Without including any picture, copy the entries that follow word for word.
(Beginning of Available records)
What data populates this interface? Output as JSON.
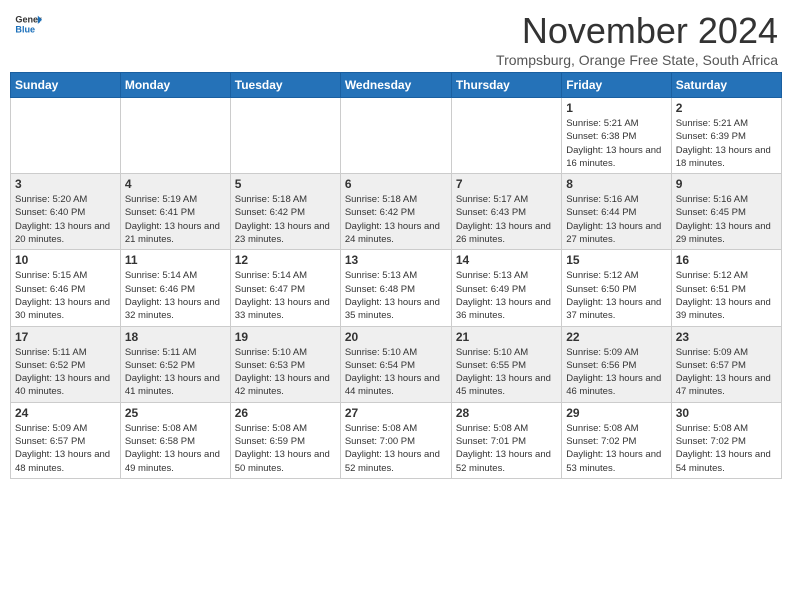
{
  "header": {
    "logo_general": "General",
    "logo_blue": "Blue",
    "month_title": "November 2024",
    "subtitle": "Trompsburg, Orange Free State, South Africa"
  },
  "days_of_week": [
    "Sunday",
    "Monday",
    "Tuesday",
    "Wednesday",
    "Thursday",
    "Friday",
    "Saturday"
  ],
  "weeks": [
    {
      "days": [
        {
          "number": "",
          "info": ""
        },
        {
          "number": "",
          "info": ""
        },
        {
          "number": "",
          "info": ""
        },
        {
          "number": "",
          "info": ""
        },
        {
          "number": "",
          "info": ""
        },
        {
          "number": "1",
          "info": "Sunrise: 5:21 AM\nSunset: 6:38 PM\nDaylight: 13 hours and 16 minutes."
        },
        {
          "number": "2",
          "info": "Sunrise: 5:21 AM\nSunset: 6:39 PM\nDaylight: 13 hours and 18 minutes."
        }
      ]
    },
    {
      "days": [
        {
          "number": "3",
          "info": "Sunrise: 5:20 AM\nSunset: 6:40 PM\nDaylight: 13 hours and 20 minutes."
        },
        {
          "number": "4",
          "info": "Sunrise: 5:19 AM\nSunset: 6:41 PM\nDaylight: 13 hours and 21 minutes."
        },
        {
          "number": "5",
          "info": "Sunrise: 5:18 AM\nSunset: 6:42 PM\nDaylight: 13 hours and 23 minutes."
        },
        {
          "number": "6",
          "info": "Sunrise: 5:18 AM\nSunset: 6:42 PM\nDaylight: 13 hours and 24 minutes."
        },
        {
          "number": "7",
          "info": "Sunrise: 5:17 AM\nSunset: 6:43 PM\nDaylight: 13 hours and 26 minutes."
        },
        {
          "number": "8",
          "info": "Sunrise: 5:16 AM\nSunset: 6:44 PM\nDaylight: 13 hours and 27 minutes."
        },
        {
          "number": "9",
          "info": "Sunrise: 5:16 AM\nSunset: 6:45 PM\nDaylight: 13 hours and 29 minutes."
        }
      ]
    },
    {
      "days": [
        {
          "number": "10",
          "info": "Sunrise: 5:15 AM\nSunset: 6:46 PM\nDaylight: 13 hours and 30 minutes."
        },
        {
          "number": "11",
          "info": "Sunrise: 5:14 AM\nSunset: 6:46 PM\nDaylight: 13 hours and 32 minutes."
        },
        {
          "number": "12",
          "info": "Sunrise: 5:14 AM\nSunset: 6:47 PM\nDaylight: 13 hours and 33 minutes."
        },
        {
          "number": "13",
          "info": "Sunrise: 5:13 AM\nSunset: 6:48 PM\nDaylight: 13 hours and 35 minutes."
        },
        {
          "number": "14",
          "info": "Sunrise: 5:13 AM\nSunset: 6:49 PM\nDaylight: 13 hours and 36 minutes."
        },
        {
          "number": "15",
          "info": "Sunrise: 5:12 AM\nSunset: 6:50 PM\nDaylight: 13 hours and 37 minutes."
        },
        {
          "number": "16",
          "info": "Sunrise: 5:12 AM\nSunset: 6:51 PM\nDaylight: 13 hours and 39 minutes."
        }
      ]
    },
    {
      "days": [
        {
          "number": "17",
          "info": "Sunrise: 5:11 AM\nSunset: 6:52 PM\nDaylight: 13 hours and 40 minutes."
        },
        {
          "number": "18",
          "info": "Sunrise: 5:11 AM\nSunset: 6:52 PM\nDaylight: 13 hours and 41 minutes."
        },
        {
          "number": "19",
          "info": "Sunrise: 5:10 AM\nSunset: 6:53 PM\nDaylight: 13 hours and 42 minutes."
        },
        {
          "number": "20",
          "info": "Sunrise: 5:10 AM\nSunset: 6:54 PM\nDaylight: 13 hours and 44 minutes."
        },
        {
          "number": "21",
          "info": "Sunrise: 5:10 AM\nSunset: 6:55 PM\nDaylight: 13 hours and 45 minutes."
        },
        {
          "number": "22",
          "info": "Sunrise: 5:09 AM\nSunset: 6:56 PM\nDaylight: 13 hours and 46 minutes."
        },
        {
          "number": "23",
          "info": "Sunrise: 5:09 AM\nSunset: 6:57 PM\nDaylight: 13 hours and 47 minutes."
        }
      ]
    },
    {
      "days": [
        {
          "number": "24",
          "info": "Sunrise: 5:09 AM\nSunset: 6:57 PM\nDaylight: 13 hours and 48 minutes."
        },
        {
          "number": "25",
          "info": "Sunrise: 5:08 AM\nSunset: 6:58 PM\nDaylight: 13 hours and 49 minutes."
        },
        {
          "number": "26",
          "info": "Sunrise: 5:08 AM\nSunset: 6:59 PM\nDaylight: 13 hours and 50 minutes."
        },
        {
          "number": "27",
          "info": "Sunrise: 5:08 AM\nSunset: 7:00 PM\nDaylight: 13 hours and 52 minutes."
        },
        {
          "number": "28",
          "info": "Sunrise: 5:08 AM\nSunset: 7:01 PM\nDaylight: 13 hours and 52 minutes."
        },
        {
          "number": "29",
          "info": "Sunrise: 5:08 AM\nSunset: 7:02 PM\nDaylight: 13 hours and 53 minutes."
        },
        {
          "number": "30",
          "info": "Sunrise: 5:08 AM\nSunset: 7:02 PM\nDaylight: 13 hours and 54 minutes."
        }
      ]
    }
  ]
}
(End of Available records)
* Answer space
What data populates this interface? Output as JSON.
{
  "header": {
    "logo_general": "General",
    "logo_blue": "Blue",
    "month_title": "November 2024",
    "subtitle": "Trompsburg, Orange Free State, South Africa"
  },
  "days_of_week": [
    "Sunday",
    "Monday",
    "Tuesday",
    "Wednesday",
    "Thursday",
    "Friday",
    "Saturday"
  ],
  "weeks": [
    {
      "days": [
        {
          "number": "",
          "info": ""
        },
        {
          "number": "",
          "info": ""
        },
        {
          "number": "",
          "info": ""
        },
        {
          "number": "",
          "info": ""
        },
        {
          "number": "",
          "info": ""
        },
        {
          "number": "1",
          "info": "Sunrise: 5:21 AM\nSunset: 6:38 PM\nDaylight: 13 hours and 16 minutes."
        },
        {
          "number": "2",
          "info": "Sunrise: 5:21 AM\nSunset: 6:39 PM\nDaylight: 13 hours and 18 minutes."
        }
      ]
    },
    {
      "days": [
        {
          "number": "3",
          "info": "Sunrise: 5:20 AM\nSunset: 6:40 PM\nDaylight: 13 hours and 20 minutes."
        },
        {
          "number": "4",
          "info": "Sunrise: 5:19 AM\nSunset: 6:41 PM\nDaylight: 13 hours and 21 minutes."
        },
        {
          "number": "5",
          "info": "Sunrise: 5:18 AM\nSunset: 6:42 PM\nDaylight: 13 hours and 23 minutes."
        },
        {
          "number": "6",
          "info": "Sunrise: 5:18 AM\nSunset: 6:42 PM\nDaylight: 13 hours and 24 minutes."
        },
        {
          "number": "7",
          "info": "Sunrise: 5:17 AM\nSunset: 6:43 PM\nDaylight: 13 hours and 26 minutes."
        },
        {
          "number": "8",
          "info": "Sunrise: 5:16 AM\nSunset: 6:44 PM\nDaylight: 13 hours and 27 minutes."
        },
        {
          "number": "9",
          "info": "Sunrise: 5:16 AM\nSunset: 6:45 PM\nDaylight: 13 hours and 29 minutes."
        }
      ]
    },
    {
      "days": [
        {
          "number": "10",
          "info": "Sunrise: 5:15 AM\nSunset: 6:46 PM\nDaylight: 13 hours and 30 minutes."
        },
        {
          "number": "11",
          "info": "Sunrise: 5:14 AM\nSunset: 6:46 PM\nDaylight: 13 hours and 32 minutes."
        },
        {
          "number": "12",
          "info": "Sunrise: 5:14 AM\nSunset: 6:47 PM\nDaylight: 13 hours and 33 minutes."
        },
        {
          "number": "13",
          "info": "Sunrise: 5:13 AM\nSunset: 6:48 PM\nDaylight: 13 hours and 35 minutes."
        },
        {
          "number": "14",
          "info": "Sunrise: 5:13 AM\nSunset: 6:49 PM\nDaylight: 13 hours and 36 minutes."
        },
        {
          "number": "15",
          "info": "Sunrise: 5:12 AM\nSunset: 6:50 PM\nDaylight: 13 hours and 37 minutes."
        },
        {
          "number": "16",
          "info": "Sunrise: 5:12 AM\nSunset: 6:51 PM\nDaylight: 13 hours and 39 minutes."
        }
      ]
    },
    {
      "days": [
        {
          "number": "17",
          "info": "Sunrise: 5:11 AM\nSunset: 6:52 PM\nDaylight: 13 hours and 40 minutes."
        },
        {
          "number": "18",
          "info": "Sunrise: 5:11 AM\nSunset: 6:52 PM\nDaylight: 13 hours and 41 minutes."
        },
        {
          "number": "19",
          "info": "Sunrise: 5:10 AM\nSunset: 6:53 PM\nDaylight: 13 hours and 42 minutes."
        },
        {
          "number": "20",
          "info": "Sunrise: 5:10 AM\nSunset: 6:54 PM\nDaylight: 13 hours and 44 minutes."
        },
        {
          "number": "21",
          "info": "Sunrise: 5:10 AM\nSunset: 6:55 PM\nDaylight: 13 hours and 45 minutes."
        },
        {
          "number": "22",
          "info": "Sunrise: 5:09 AM\nSunset: 6:56 PM\nDaylight: 13 hours and 46 minutes."
        },
        {
          "number": "23",
          "info": "Sunrise: 5:09 AM\nSunset: 6:57 PM\nDaylight: 13 hours and 47 minutes."
        }
      ]
    },
    {
      "days": [
        {
          "number": "24",
          "info": "Sunrise: 5:09 AM\nSunset: 6:57 PM\nDaylight: 13 hours and 48 minutes."
        },
        {
          "number": "25",
          "info": "Sunrise: 5:08 AM\nSunset: 6:58 PM\nDaylight: 13 hours and 49 minutes."
        },
        {
          "number": "26",
          "info": "Sunrise: 5:08 AM\nSunset: 6:59 PM\nDaylight: 13 hours and 50 minutes."
        },
        {
          "number": "27",
          "info": "Sunrise: 5:08 AM\nSunset: 7:00 PM\nDaylight: 13 hours and 52 minutes."
        },
        {
          "number": "28",
          "info": "Sunrise: 5:08 AM\nSunset: 7:01 PM\nDaylight: 13 hours and 52 minutes."
        },
        {
          "number": "29",
          "info": "Sunrise: 5:08 AM\nSunset: 7:02 PM\nDaylight: 13 hours and 53 minutes."
        },
        {
          "number": "30",
          "info": "Sunrise: 5:08 AM\nSunset: 7:02 PM\nDaylight: 13 hours and 54 minutes."
        }
      ]
    }
  ]
}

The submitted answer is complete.